** Opening Records for processing block **

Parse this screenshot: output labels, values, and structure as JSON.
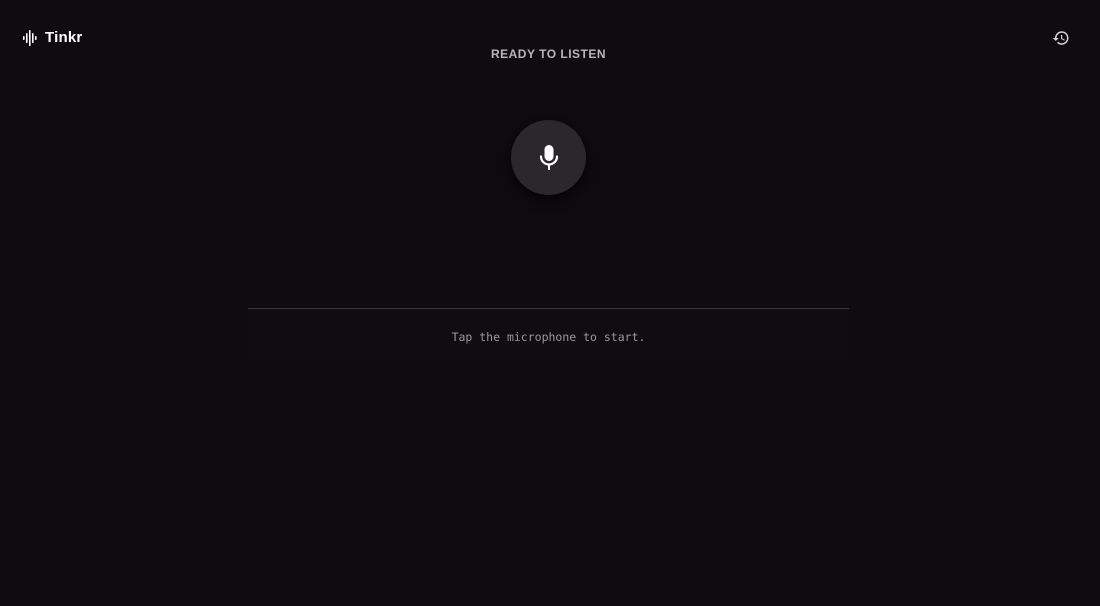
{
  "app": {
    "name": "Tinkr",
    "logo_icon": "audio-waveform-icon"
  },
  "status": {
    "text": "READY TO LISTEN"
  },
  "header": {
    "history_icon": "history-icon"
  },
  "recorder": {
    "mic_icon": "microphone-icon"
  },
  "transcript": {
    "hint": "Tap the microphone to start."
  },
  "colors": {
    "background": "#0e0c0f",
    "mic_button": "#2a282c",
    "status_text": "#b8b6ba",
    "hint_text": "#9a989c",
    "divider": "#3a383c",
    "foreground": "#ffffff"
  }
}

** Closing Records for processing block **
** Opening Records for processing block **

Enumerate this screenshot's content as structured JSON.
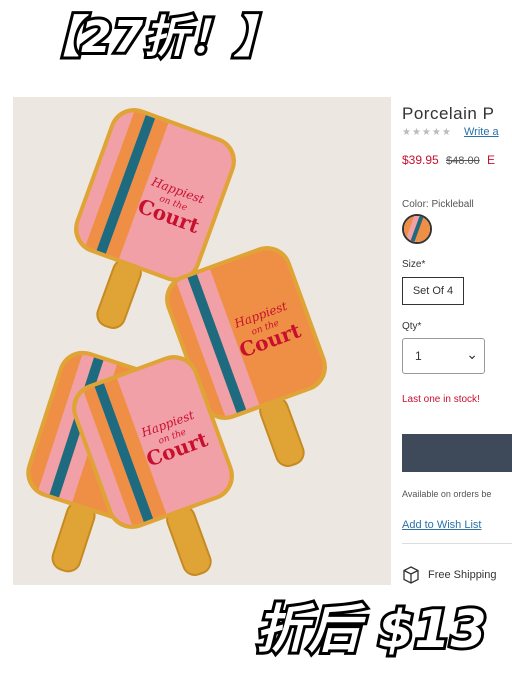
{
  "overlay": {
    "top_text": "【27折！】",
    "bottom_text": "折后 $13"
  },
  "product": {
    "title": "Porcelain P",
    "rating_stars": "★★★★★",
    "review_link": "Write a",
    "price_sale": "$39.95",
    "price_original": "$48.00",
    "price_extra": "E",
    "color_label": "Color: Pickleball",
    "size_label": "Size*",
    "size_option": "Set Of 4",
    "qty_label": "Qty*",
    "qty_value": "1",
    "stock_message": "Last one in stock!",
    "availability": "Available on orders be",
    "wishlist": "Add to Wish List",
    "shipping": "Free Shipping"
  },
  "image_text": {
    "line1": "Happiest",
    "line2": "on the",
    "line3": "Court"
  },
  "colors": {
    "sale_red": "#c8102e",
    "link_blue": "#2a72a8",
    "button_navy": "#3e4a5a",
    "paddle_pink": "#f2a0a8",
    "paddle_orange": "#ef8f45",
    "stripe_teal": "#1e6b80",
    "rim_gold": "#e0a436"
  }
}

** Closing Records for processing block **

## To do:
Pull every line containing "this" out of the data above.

## Result:
Parse this screenshot: output labels, values, and structure as JSON.
Enumerate this screenshot's content as structured JSON.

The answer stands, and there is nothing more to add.